» **Required action**:
If a line of the records holds the word "Incident", copy it out.

[Start of Attachment]

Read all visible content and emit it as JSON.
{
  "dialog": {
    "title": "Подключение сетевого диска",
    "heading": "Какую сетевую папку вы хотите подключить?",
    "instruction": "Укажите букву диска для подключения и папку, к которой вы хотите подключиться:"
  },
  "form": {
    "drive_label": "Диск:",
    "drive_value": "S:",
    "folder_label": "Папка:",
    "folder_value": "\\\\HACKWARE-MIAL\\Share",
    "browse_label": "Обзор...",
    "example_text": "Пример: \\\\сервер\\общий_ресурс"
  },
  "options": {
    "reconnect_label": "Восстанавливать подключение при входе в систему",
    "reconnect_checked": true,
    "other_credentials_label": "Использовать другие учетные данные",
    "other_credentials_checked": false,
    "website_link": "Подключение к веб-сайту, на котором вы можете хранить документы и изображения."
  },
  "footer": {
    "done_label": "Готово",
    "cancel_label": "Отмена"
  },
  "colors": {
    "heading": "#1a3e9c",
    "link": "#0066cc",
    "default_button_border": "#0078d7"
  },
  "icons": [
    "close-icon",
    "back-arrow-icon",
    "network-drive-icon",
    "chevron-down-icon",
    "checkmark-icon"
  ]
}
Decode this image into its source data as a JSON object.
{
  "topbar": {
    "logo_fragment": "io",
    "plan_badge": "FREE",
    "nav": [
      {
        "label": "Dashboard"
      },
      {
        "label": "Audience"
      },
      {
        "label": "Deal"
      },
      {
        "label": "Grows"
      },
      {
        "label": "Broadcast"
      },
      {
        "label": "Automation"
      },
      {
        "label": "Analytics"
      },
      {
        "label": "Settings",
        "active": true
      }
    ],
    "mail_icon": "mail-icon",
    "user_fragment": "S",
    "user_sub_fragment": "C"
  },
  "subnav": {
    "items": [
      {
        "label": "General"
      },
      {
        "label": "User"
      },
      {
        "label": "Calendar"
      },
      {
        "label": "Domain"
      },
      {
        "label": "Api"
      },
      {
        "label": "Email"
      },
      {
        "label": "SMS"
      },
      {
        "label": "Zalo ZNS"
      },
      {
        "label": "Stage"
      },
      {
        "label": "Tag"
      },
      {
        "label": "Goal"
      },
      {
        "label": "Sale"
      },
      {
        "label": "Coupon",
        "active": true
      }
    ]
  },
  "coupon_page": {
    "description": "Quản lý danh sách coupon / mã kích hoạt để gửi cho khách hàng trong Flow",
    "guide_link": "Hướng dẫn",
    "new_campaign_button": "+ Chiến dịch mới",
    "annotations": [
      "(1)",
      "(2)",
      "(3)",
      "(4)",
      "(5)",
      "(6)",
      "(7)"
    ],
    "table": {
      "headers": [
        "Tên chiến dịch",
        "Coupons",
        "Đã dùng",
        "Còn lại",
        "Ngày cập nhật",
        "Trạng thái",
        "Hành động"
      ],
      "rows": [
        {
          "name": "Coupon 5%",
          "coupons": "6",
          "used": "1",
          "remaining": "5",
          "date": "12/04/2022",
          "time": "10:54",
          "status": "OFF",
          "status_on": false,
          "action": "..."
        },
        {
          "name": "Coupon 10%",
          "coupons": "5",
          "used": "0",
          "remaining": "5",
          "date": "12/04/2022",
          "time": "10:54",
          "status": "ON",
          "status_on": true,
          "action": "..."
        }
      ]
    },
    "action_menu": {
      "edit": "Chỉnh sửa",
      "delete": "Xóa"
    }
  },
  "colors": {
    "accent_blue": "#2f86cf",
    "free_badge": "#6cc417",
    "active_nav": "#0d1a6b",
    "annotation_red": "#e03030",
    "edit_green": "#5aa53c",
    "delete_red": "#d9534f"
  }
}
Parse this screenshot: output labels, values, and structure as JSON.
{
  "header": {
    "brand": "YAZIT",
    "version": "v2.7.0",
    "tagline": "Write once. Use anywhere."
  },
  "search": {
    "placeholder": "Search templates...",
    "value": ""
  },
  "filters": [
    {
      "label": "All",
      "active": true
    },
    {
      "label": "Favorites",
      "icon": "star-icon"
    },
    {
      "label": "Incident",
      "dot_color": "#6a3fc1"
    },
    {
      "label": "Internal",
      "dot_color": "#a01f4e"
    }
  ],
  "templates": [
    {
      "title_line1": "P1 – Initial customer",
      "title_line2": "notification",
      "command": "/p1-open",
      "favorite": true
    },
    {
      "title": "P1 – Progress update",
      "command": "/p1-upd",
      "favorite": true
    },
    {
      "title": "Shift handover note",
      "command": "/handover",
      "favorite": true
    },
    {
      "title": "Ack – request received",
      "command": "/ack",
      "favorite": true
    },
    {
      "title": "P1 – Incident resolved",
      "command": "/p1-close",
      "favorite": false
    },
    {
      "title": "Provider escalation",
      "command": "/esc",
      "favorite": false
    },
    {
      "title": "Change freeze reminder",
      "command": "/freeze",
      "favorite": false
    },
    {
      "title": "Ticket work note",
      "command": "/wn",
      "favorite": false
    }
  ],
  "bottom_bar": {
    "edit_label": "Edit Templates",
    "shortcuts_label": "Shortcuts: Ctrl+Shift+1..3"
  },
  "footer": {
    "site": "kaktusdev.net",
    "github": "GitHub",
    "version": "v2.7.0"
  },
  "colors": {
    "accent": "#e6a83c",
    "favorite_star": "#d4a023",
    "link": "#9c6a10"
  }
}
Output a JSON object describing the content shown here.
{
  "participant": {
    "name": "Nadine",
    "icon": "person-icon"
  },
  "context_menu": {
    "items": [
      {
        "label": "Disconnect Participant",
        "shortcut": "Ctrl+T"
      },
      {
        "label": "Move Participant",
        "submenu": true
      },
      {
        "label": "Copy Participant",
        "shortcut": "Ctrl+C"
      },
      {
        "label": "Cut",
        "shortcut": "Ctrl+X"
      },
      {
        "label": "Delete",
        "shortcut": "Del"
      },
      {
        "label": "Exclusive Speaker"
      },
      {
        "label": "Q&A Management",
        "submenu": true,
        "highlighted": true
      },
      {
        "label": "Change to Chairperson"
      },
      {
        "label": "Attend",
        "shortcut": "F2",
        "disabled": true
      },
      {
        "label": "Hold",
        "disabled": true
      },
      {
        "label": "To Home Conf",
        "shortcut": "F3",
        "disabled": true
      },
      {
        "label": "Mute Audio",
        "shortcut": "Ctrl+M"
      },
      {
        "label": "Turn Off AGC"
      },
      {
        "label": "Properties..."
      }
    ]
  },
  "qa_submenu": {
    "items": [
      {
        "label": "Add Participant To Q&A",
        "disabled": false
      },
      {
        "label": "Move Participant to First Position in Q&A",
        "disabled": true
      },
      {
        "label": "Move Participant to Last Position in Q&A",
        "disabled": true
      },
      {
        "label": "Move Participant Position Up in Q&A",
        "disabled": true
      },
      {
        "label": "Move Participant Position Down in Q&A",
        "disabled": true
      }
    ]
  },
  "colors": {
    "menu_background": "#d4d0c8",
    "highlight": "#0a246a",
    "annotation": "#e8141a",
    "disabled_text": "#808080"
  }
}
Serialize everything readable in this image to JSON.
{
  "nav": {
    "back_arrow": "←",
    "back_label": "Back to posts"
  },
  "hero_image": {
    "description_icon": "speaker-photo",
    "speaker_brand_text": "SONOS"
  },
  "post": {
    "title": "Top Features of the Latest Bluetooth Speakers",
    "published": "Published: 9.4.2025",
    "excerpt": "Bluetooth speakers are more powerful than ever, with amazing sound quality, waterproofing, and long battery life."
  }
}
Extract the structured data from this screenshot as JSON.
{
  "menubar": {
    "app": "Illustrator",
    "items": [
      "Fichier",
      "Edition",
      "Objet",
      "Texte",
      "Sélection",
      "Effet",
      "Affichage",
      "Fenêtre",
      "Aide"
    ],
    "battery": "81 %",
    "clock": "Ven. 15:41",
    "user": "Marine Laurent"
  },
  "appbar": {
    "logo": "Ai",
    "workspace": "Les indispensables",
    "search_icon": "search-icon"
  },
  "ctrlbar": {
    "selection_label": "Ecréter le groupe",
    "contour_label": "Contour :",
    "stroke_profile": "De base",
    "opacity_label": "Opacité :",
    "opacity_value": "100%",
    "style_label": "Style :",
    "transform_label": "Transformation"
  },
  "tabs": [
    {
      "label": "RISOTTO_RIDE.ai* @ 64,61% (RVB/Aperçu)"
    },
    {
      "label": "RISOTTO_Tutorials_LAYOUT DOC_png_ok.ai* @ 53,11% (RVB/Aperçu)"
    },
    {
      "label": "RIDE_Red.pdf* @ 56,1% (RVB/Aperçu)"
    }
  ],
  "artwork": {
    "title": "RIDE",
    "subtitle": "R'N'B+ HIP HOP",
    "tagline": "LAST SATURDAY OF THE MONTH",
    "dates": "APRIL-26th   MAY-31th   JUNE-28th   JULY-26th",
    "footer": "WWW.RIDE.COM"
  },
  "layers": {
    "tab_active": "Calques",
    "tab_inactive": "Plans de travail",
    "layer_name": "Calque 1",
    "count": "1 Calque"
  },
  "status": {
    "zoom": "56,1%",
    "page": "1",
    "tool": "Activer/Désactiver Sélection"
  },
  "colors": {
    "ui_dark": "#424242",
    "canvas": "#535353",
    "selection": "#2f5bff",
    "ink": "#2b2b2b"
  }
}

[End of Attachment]

» **Reply**:
      "label": "Incident",
      "title": "P1 – Incident resolved",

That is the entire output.